> [Aim of the task]: Copy each line below in which the string "sample" appears.

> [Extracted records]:
'''

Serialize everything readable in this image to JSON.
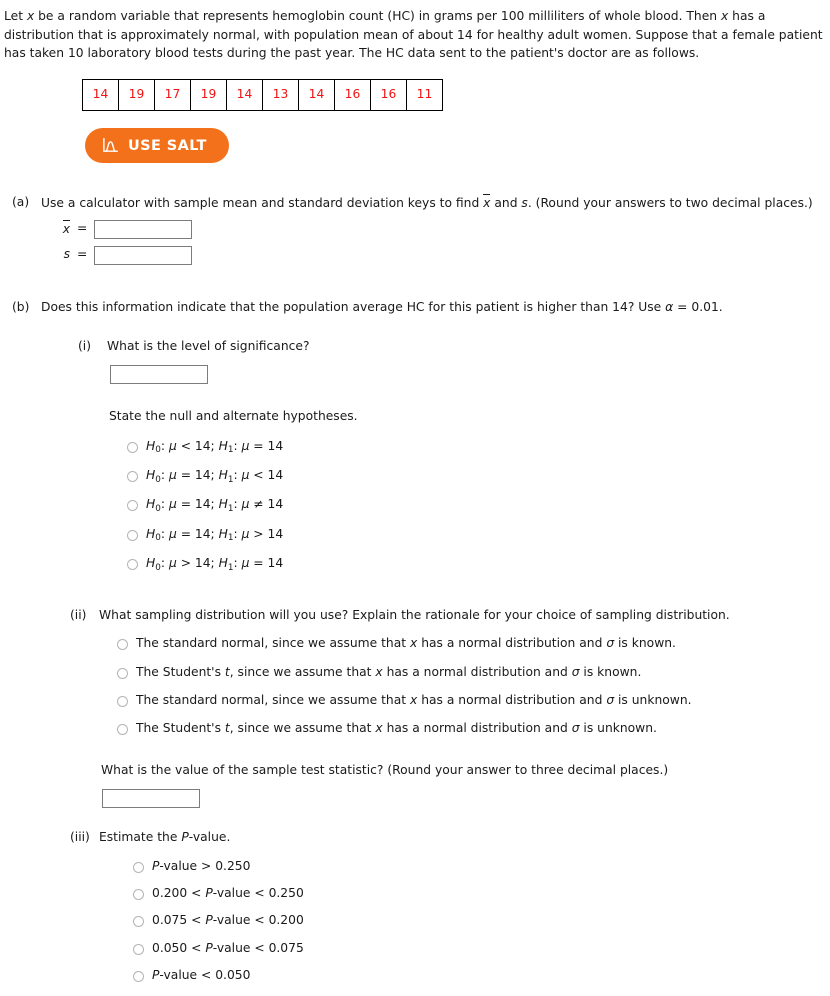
{
  "intro": {
    "line1_a": "Let ",
    "line1_var": "x",
    "line1_b": " be a random variable that represents hemoglobin count (HC) in grams per 100 milliliters of whole blood. Then ",
    "line1_var2": "x",
    "line1_c": " has a distribution that is approximately normal, with population mean of about 14 for healthy adult women. Suppose that a female patient has taken 10 laboratory blood tests during the past year. The HC data sent to the patient's doctor are as follows."
  },
  "data_table": {
    "values": [
      14,
      19,
      17,
      19,
      14,
      13,
      14,
      16,
      16,
      11
    ],
    "text_color": "#f01414",
    "border_color": "#000000"
  },
  "salt_button": {
    "label": "USE SALT",
    "icon": "normal-distribution-curve-icon",
    "background": "#f4711b",
    "text_color": "#ffffff"
  },
  "part_a": {
    "label": "(a)",
    "prompt_a": "Use a calculator with sample mean and standard deviation keys to find ",
    "prompt_xbar": "x",
    "prompt_b": " and ",
    "prompt_s": "s",
    "prompt_c": ". (Round your answers to two decimal places.)",
    "xbar_symbol": "x",
    "s_symbol": "s",
    "equals": "=",
    "xbar_value": "",
    "s_value": ""
  },
  "part_b": {
    "label": "(b)",
    "prompt_a": "Does this information indicate that the population average HC for this patient is higher than 14? Use ",
    "prompt_alpha": "α",
    "prompt_b": " = 0.01.",
    "sub_i": {
      "label": "(i)",
      "question": "What is the level of significance?",
      "answer_value": "",
      "state_heading": "State the null and alternate hypotheses.",
      "options": [
        "H₀: μ < 14; H₁: μ = 14",
        "H₀: μ = 14; H₁: μ < 14",
        "H₀: μ = 14; H₁: μ ≠ 14",
        "H₀: μ = 14; H₁: μ > 14",
        "H₀: μ > 14; H₁: μ = 14"
      ],
      "options_parts": [
        {
          "h0_sub": "0",
          "h0_rel": "< 14;",
          "h1_sub": "1",
          "h1_rel": "= 14"
        },
        {
          "h0_sub": "0",
          "h0_rel": "= 14;",
          "h1_sub": "1",
          "h1_rel": "< 14"
        },
        {
          "h0_sub": "0",
          "h0_rel": "= 14;",
          "h1_sub": "1",
          "h1_rel": "≠ 14"
        },
        {
          "h0_sub": "0",
          "h0_rel": "= 14;",
          "h1_sub": "1",
          "h1_rel": "> 14"
        },
        {
          "h0_sub": "0",
          "h0_rel": "> 14;",
          "h1_sub": "1",
          "h1_rel": "= 14"
        }
      ]
    },
    "sub_ii": {
      "label": "(ii)",
      "question": "What sampling distribution will you use? Explain the rationale for your choice of sampling distribution.",
      "options": [
        {
          "pre": "The standard normal, since we assume that ",
          "var": "x",
          "mid": " has a normal distribution and ",
          "sigma": "σ",
          "post": " is known."
        },
        {
          "pre": "The Student's ",
          "var": "t",
          "mid": ", since we assume that ",
          "var2": "x",
          "mid2": " has a normal distribution and ",
          "sigma": "σ",
          "post": " is known."
        },
        {
          "pre": "The standard normal, since we assume that ",
          "var": "x",
          "mid": " has a normal distribution and ",
          "sigma": "σ",
          "post": " is unknown."
        },
        {
          "pre": "The Student's ",
          "var": "t",
          "mid": ", since we assume that ",
          "var2": "x",
          "mid2": " has a normal distribution and ",
          "sigma": "σ",
          "post": " is unknown."
        }
      ],
      "options_plain": [
        "The standard normal, since we assume that x has a normal distribution and σ is known.",
        "The Student's t, since we assume that x has a normal distribution and σ is known.",
        "The standard normal, since we assume that x has a normal distribution and σ is unknown.",
        "The Student's t, since we assume that x has a normal distribution and σ is unknown."
      ],
      "test_statistic_question": "What is the value of the sample test statistic? (Round your answer to three decimal places.)",
      "test_statistic_value": ""
    },
    "sub_iii": {
      "label": "(iii)",
      "question_pre": "Estimate the ",
      "question_p": "P",
      "question_post": "-value.",
      "options": [
        "P-value > 0.250",
        "0.200 < P-value < 0.250",
        "0.075 < P-value < 0.200",
        "0.050 < P-value < 0.075",
        "P-value < 0.050"
      ],
      "options_parts": [
        {
          "lead": "",
          "p": "P",
          "tail": "-value > 0.250"
        },
        {
          "lead": "0.200 < ",
          "p": "P",
          "tail": "-value < 0.250"
        },
        {
          "lead": "0.075 < ",
          "p": "P",
          "tail": "-value < 0.200"
        },
        {
          "lead": "0.050 < ",
          "p": "P",
          "tail": "-value < 0.075"
        },
        {
          "lead": "",
          "p": "P",
          "tail": "-value < 0.050"
        }
      ]
    }
  }
}
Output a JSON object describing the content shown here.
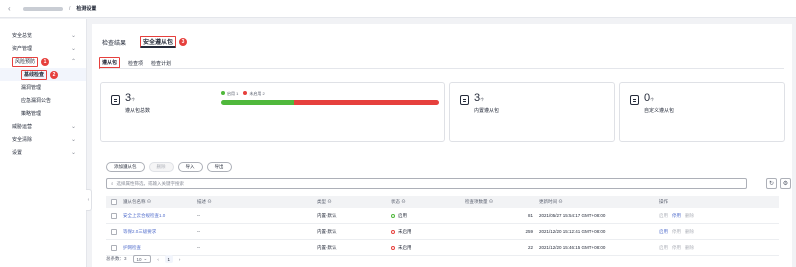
{
  "topbar": {
    "back_icon": "chevron-left-icon",
    "crumb_current": "检测设置"
  },
  "sidebar": {
    "items": [
      {
        "label": "安全总览",
        "chevron": "⌄"
      },
      {
        "label": "资产管理",
        "chevron": "⌄"
      },
      {
        "label": "风险预防",
        "chevron": "⌃",
        "badge": "1"
      },
      {
        "label": "基线检查",
        "sub": true,
        "badge": "2"
      },
      {
        "label": "漏洞管理",
        "sub": true
      },
      {
        "label": "应急漏洞公告",
        "sub": true
      },
      {
        "label": "策略管理",
        "sub": true
      },
      {
        "label": "威胁运营",
        "chevron": "⌄"
      },
      {
        "label": "安全清除",
        "chevron": "⌄"
      },
      {
        "label": "设置",
        "chevron": "⌄"
      }
    ]
  },
  "tabs_top": {
    "tab1": "检查结果",
    "tab2": "安全遵从包",
    "badge": "3"
  },
  "tabs_sub": {
    "tab1": "遵从包",
    "tab2": "检查项",
    "tab3": "检查计划"
  },
  "cards": {
    "total": {
      "num": "3",
      "unit": "个",
      "label": "遵从包总数"
    },
    "builtin": {
      "num": "3",
      "unit": "个",
      "label": "内置遵从包"
    },
    "custom": {
      "num": "0",
      "unit": "个",
      "label": "自定义遵从包"
    },
    "legend": {
      "enabled_label": "启用",
      "enabled_count": "1",
      "disabled_label": "未启用",
      "disabled_count": "2"
    }
  },
  "progress": {
    "enabled": 1,
    "disabled": 2
  },
  "colors": {
    "green": "#50b83c",
    "red": "#e6403d",
    "accent": "#526ecc"
  },
  "buttons": {
    "add": "添加遵从包",
    "delete": "删除",
    "import": "导入",
    "export": "导出"
  },
  "search": {
    "placeholder": "选择属性筛选，或输入关键字搜索",
    "icon": "search-icon",
    "refresh_icon": "refresh-icon",
    "settings_icon": "gear-icon"
  },
  "table": {
    "headers": [
      "遵从包名称 ⊖",
      "描述 ⊖",
      "类型 ⊖",
      "状态 ⊖",
      "检查项数量 ⊖",
      "更新时间 ⊖",
      "操作"
    ],
    "rows": [
      {
        "name": "安全上云合规检查1.0",
        "desc": "--",
        "type": "内置-默认",
        "status": "启用",
        "status_color": "#50b83c",
        "count": "81",
        "time": "2021/05/27 15:54:17 GMT+08:00",
        "ops": [
          "启用",
          "停用",
          "删除"
        ]
      },
      {
        "name": "等保2.0三级要求",
        "desc": "--",
        "type": "内置-默认",
        "status": "未启用",
        "status_color": "#e6403d",
        "count": "259",
        "time": "2021/12/20 15:12:41 GMT+08:00",
        "ops": [
          "启用",
          "停用",
          "删除"
        ]
      },
      {
        "name": "护网检查",
        "desc": "--",
        "type": "内置-默认",
        "status": "未启用",
        "status_color": "#e6403d",
        "count": "22",
        "time": "2021/12/20 15:46:15 GMT+08:00",
        "ops": [
          "启用",
          "停用",
          "删除"
        ]
      }
    ]
  },
  "pager": {
    "total": "总条数：3",
    "size": "10",
    "page": "1"
  }
}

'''

> [Written solution]:
    "prompt_a": "Use a calculator with sample mean and standard deviation keys to find ",
      "test_statistic_question": "What is the value of the sample test statistic? (Round your answer to three decimal places.)",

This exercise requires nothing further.